> _Try it_:
Find each line in the records below that contains the word "shortcut", and copy it out.

(Supplied records Opens)

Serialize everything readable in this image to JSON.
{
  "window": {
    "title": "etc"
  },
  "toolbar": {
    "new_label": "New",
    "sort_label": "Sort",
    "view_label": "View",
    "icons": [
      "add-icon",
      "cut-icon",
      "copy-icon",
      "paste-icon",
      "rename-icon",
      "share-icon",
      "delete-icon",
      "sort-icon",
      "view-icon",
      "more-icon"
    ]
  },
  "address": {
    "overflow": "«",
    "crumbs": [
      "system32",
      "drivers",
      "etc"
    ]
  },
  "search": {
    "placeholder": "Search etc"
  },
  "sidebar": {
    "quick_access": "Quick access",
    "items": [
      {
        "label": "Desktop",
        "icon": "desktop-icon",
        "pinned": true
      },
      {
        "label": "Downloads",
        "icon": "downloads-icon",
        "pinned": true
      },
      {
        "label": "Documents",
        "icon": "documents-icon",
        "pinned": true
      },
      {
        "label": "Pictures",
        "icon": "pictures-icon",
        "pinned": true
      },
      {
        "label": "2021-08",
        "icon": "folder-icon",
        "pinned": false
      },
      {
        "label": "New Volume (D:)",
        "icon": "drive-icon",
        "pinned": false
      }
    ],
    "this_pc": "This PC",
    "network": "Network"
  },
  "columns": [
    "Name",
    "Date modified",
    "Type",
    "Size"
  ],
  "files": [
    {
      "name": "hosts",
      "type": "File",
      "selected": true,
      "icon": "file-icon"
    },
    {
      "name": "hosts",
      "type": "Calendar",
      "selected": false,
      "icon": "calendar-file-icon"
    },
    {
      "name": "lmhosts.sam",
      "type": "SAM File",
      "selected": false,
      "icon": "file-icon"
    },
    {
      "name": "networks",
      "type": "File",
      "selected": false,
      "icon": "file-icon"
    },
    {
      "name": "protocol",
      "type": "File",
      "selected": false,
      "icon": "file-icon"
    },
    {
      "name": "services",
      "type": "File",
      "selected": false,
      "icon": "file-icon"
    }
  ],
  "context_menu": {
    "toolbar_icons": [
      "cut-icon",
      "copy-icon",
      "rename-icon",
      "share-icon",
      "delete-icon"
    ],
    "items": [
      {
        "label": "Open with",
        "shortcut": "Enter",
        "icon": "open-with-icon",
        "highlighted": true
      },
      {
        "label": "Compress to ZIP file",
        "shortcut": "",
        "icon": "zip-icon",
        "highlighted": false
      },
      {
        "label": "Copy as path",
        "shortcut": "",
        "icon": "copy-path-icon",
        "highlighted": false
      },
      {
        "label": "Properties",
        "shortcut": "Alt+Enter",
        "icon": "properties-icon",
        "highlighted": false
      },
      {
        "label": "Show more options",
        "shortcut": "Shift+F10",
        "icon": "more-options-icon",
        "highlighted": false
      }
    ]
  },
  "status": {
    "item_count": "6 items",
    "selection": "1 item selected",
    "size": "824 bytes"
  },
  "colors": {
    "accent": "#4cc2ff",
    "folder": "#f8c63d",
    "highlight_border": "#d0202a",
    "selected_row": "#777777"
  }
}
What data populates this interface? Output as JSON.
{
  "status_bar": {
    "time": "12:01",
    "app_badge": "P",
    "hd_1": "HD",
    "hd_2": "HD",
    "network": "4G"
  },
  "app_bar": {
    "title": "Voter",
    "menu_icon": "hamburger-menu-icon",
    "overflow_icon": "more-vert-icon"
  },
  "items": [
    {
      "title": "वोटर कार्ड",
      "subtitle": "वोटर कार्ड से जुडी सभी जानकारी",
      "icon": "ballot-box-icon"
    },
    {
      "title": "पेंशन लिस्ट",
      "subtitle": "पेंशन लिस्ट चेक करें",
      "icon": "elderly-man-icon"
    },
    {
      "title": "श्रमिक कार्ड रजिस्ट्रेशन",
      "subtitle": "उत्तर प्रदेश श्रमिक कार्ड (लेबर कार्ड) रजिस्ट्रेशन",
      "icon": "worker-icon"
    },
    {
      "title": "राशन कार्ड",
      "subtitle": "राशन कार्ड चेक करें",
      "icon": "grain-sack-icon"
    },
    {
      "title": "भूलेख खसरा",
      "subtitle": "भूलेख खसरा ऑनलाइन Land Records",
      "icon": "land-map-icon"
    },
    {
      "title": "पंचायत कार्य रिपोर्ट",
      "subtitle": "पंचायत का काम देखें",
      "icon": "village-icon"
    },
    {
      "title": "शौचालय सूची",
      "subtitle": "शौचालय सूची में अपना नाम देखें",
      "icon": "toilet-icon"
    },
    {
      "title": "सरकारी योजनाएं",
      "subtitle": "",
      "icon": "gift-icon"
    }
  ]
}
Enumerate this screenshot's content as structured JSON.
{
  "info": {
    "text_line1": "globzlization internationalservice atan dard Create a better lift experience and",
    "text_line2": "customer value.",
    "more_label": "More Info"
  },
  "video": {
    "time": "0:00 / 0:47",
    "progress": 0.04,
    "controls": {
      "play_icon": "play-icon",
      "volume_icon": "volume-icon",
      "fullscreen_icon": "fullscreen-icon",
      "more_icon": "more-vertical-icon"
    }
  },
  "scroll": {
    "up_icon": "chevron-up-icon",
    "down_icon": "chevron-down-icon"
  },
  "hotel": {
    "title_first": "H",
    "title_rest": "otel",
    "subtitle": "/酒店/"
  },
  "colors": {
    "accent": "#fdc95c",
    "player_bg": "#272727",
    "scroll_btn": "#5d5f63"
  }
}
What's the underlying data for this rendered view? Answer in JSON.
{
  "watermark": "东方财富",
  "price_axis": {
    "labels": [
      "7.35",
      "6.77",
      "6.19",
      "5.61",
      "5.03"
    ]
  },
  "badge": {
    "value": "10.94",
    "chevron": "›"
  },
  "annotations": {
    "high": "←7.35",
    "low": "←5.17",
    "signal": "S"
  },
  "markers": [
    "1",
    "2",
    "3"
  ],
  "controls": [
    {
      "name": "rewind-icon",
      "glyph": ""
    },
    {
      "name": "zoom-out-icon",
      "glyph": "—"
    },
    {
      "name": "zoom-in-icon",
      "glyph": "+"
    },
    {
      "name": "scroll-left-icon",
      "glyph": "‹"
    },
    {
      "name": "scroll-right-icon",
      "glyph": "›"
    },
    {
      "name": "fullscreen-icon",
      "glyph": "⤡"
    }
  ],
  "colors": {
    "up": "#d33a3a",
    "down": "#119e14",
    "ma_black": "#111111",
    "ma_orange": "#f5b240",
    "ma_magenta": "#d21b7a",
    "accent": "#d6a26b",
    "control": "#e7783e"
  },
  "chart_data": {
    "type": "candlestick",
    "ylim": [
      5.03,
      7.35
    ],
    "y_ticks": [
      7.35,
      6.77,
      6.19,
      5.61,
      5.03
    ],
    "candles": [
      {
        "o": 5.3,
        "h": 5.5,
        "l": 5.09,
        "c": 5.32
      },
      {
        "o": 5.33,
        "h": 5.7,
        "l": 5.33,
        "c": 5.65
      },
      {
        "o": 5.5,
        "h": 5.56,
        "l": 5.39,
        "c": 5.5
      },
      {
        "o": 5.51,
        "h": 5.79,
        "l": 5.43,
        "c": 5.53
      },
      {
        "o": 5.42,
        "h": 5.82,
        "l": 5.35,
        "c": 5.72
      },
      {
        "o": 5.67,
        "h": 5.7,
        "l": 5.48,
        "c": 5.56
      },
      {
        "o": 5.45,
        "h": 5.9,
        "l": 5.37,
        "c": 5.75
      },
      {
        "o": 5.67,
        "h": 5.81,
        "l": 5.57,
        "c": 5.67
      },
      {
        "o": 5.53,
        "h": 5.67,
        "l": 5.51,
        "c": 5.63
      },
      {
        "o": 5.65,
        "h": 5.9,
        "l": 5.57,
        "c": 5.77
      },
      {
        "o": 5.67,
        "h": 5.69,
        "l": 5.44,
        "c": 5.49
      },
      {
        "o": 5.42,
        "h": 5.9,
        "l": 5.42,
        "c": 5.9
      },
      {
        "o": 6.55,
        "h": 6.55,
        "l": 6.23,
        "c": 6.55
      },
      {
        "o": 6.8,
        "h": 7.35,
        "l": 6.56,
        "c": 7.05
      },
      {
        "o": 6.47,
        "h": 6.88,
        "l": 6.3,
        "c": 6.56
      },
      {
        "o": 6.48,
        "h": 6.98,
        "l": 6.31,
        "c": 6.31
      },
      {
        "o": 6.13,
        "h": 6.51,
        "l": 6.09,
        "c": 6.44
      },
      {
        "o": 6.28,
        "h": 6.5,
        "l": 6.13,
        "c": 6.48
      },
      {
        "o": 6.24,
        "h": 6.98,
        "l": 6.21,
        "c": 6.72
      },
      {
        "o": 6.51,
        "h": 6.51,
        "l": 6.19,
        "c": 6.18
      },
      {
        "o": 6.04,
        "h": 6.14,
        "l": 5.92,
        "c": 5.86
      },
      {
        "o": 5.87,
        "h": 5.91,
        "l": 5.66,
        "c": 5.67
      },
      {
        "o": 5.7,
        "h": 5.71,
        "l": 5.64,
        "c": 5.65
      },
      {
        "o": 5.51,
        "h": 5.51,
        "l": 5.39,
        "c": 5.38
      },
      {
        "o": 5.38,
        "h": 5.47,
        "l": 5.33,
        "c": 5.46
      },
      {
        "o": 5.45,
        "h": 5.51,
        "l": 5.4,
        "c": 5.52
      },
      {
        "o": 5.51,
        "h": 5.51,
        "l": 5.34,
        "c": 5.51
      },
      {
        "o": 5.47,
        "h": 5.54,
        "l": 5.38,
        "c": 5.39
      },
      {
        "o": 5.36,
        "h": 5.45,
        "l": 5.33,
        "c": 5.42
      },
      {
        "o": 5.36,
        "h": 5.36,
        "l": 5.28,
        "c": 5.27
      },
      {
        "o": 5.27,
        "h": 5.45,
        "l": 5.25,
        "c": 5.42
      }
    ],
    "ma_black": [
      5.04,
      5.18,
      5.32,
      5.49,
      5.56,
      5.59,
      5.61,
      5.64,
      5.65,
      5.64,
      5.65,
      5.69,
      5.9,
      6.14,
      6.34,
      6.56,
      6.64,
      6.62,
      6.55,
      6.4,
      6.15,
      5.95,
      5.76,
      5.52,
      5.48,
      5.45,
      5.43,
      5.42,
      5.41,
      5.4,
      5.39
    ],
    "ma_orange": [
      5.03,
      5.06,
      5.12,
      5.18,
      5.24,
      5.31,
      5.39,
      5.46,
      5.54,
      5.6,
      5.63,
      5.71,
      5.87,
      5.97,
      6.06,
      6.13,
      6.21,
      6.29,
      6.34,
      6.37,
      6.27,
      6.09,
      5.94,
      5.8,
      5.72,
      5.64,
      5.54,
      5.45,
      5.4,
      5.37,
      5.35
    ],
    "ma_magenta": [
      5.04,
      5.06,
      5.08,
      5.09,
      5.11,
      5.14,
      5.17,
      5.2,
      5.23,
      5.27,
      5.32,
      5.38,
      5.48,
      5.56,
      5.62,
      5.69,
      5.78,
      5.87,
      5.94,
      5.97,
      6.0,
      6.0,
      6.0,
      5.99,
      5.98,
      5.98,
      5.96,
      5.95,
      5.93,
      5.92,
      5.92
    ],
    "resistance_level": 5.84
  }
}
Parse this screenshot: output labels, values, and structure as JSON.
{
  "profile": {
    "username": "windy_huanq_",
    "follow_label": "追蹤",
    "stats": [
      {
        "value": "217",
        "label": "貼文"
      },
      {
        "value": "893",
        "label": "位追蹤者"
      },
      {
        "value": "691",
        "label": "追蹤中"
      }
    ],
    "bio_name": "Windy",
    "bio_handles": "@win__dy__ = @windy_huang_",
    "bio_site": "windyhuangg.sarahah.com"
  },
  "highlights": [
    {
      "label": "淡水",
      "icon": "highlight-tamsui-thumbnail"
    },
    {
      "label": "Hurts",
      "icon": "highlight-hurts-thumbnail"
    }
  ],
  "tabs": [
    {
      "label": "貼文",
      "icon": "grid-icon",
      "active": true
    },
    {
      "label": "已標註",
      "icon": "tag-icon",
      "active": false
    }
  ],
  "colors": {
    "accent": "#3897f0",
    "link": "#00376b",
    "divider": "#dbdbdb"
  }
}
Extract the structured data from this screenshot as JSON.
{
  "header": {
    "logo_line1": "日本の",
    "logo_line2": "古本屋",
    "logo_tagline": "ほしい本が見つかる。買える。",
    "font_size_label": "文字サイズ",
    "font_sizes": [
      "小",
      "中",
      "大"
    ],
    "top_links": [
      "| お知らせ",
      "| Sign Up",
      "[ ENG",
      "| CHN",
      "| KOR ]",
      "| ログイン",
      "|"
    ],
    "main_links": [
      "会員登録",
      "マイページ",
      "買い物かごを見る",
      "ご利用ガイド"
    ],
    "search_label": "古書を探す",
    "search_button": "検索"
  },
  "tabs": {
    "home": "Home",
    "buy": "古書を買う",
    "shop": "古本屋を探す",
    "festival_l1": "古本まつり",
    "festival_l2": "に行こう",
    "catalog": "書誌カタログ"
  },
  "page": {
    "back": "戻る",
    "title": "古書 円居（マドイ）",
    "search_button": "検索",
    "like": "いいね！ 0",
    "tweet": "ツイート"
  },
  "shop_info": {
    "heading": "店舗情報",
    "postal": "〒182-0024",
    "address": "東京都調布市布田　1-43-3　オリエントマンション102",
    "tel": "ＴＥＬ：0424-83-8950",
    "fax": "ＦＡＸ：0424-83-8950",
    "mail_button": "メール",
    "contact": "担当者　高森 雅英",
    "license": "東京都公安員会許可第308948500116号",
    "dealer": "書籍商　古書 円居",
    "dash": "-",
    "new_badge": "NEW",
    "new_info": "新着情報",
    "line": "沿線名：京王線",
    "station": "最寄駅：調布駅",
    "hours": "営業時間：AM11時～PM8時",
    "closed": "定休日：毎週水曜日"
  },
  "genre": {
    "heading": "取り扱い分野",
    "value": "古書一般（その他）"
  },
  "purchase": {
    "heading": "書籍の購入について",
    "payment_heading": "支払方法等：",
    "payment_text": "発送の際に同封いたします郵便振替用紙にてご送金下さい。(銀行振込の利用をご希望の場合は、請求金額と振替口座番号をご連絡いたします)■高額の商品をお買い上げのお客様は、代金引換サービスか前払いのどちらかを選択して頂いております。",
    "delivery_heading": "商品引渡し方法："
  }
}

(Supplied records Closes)

> _Response_:
        "shortcut": "Enter",
        "shortcut": "",
        "shortcut": "",
        "shortcut": "Alt+Enter",
        "shortcut": "Shift+F10",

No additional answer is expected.